When do you discuss the future of the family home with your elderly parents?

Our Family Home  www.parentcareplanning.wordpress.com

I just read an article in the Real Estate Section of the Sunday New York Times ( June 30. 2014) written by Constance Rosenblum , the City Editor. She makes a very good point that all adult children need to discuss with their elderly parents. What do our elderly parents believe is the future of their family home?

For many of our parents, their home is probably the most valuable asset they own. It is  the last thing that they want to give up. But they need to realize that if they leave it to their children to decide, after they are gone, it can often lead to family rifts that last for decades.

One of my wife’s friends took care of her parents the last few years of their lives. She lived with them full time and dedicated her life to taking care of them. When they died they left their home to her in their wills. Her brothers were shocked and extremely upset that they were not consulted in this decision. As a result they have not spoke to her for years.

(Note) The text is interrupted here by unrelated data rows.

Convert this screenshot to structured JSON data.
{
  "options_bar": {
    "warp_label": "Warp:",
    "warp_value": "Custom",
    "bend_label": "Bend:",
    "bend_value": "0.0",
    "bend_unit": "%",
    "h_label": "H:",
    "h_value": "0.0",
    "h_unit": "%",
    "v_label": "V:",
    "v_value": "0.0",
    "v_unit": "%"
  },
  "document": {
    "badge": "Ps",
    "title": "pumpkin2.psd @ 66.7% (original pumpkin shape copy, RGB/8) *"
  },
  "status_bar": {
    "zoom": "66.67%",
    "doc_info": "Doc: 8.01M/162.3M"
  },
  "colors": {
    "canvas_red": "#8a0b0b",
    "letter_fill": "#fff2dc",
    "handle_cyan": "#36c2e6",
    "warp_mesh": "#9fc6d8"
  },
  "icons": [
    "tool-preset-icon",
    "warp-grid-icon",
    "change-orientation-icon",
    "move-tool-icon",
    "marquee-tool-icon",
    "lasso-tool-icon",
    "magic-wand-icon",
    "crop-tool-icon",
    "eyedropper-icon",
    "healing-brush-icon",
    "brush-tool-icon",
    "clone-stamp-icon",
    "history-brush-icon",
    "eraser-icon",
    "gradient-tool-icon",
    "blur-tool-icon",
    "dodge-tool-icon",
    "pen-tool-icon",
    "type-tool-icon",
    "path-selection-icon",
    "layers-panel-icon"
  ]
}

Ms. Rosenblum makes several very valid points in the article:

  1. Take a few basic steps early on. This will avoid problems in the future
  2. Start early to discuss the future of your parents’ home with them, while they are both healthy.
  3. Begin the conversation in a non-threatening setting. Consider sharing with them the article that appeared in the NY Times (or this blog)
  4. Balance Competing Issues. Don’t let taxes and financial concerns be the only motivating factors. Consider if the home still works for your parents and will as they age.
  5. The future of the family home becomes more complicated when several children are involved. Each has their own agenda. Involve everyone in the discussion.

In my book, “Can We Talk? A Financial Guide For Baby Boomers Assisting Their Elderly Parents” I have a chapter on transferring real estate from your parents which includes such ideas as the Life Estate and the Qualified Personal Residence Trust. Please read this chapter to learn more.

Advertisements

Leave a Reply

Fill in your details below or click an icon to log in:

WordPress.com Logo

You are commenting using your WordPress.com account. Log Out / Change )

Twitter picture

You are commenting using your Twitter account. Log Out / Change )

Facebook photo

You are commenting using your Facebook account. Log Out / Change )

Google+ photo

You are commenting using your Google+ account. Log Out / Change )

Connecting to %s